The vast majority of individuals involved in a motor vehicle accident have collision insurance.  The insurance company by default is involved in our repair just as they are with our hospitalization.  We have to make a co-pay (deductible) just like medical insurance and we expect the shop to eat the charges that exceed the allowable amount determined by the insurance carrier.   The major difference would be that the shop has to repair the vehicle to our liking and keep it within the allowable amount of money as suggested by the insurance carrier.

Often there is much disagreement between the two parties as to what actually constitutes a quality repair.  That is when we, as consumers, must get involved and demand a complete quality job.  Again, choose the repair facility wisely and if there are discrepancies between what the shop wants to do versus what will be paid for by your insurance carrier you must get involved and demand a quality repair.  You car is one of the largest investments you will make in your entire life. And your life depends on this vehicle performing properly and safely to protect you in case of an accident. It’s your car and your choice where you get it repaired. Don’t let any one tell you different.

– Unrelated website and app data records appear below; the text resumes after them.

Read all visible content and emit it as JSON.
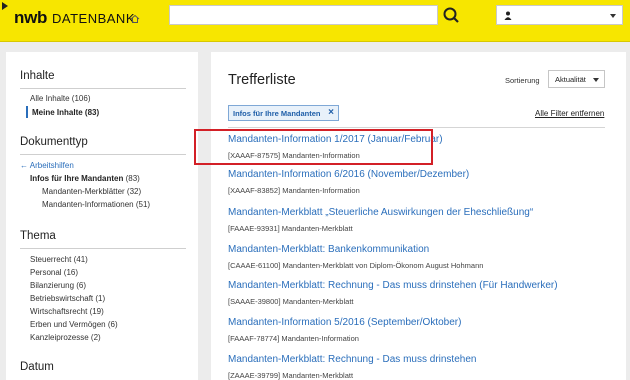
{
  "header": {
    "logo": "nwb",
    "logo_sub": "DATENBANK",
    "search": {
      "value": "",
      "placeholder": ""
    },
    "user": {
      "name": ""
    },
    "icons": [
      "home-icon",
      "search-icon",
      "user-icon",
      "chevron-down-icon"
    ],
    "colors": {
      "header_bg": "#f7e600",
      "link": "#2a6ebb",
      "highlight": "#d32027"
    }
  },
  "sidebar": {
    "inhalte": {
      "title": "Inhalte",
      "items": [
        {
          "label": "Alle Inhalte (106)"
        },
        {
          "label": "Meine Inhalte (83)"
        }
      ]
    },
    "dokumenttyp": {
      "title": "Dokumenttyp",
      "back": "← Arbeitshilfen",
      "items": [
        {
          "label": "Infos für Ihre Mandanten",
          "count": "(83)"
        },
        {
          "label": "Mandanten-Merkblätter (32)"
        },
        {
          "label": "Mandanten-Informationen (51)"
        }
      ]
    },
    "thema": {
      "title": "Thema",
      "items": [
        {
          "label": "Steuerrecht (41)"
        },
        {
          "label": "Personal (16)"
        },
        {
          "label": "Bilanzierung (6)"
        },
        {
          "label": "Betriebswirtschaft (1)"
        },
        {
          "label": "Wirtschaftsrecht (19)"
        },
        {
          "label": "Erben und Vermögen (6)"
        },
        {
          "label": "Kanzleiprozesse (2)"
        }
      ]
    },
    "datum": {
      "title": "Datum"
    }
  },
  "main": {
    "title": "Trefferliste",
    "sort_label": "Sortierung",
    "sort_value": "Aktualität",
    "filter_chip": "Infos für Ihre Mandanten",
    "chip_close": "×",
    "clear_filters": "Alle Filter entfernen",
    "results": [
      {
        "title": "Mandanten-Information 1/2017 (Januar/Februar)",
        "meta": "[XAAAF-87575] Mandanten-Information"
      },
      {
        "title": "Mandanten-Information 6/2016 (November/Dezember)",
        "meta": "[XAAAF-83852] Mandanten-Information"
      },
      {
        "title": "Mandanten-Merkblatt „Steuerliche Auswirkungen der Eheschließung“",
        "meta": "[FAAAE-93931] Mandanten-Merkblatt"
      },
      {
        "title": "Mandanten-Merkblatt: Bankenkommunikation",
        "meta": "[CAAAE-61100] Mandanten-Merkblatt von Diplom-Ökonom August Hohmann"
      },
      {
        "title": "Mandanten-Merkblatt: Rechnung - Das muss drinstehen (Für Handwerker)",
        "meta": "[SAAAE-39800] Mandanten-Merkblatt"
      },
      {
        "title": "Mandanten-Information 5/2016 (September/Oktober)",
        "meta": "[FAAAF-78774] Mandanten-Information"
      },
      {
        "title": "Mandanten-Merkblatt: Rechnung - Das muss drinstehen",
        "meta": "[ZAAAE-39799] Mandanten-Merkblatt"
      }
    ]
  }
}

Richard & Terry


Atlanta is a big city with lots of traffic and gridlock. “Rush Hour” is pratically all day. Drivers in Atlanta wreck their cars a lot. This post is about some ways to decrease your odds of having a wreck. It falls into the larger category of Transportation.

Sunglasses are a pretty simple item. Wearing sunglasses while driving in the sunlight oughta be a law. Why folks don’t wear sunglasses while driving in the sun is beyond our logical reasoning. Sunglasses cut the glare. Glare causes blind spots. Blind spots cause wrecks. Pretty simple. It ain’t brain surgery. If sunglasses improve your vision while driving in the sunlight, why doesn’t everyone own a pair and use them why driving? Good question.

While we’re talking about seeing better while driving. Do your own unscientific survey the next time you head into work. Check the windshields of the drivers around you and notice how dirty and filthy they are. No wonder so many people have wrecks. Clean the damn windsheild every now and then. It takes, what, 3 minutes? Keep some Windex and paper towels in your car trunk – lord knows, gas stations don’t keep window cleaning equipment at the pumps any longer. And when we say clean the windshield, we mean clean both the inside and outside.

Most times it’s the small things that make a big difference. Nationwide, the average collision repair invoice is about $2200 – plus all the hassels. Spend a little money on a good pair of sunglasses (and use them) and keep your windshield and car windows clean. Your life while driving will better, you’ll be a safer driver, and you just might avoid an accident or save your life or someone elses (maybe ours).

It ain’t brain surgery. Until next time.

Richard & Terry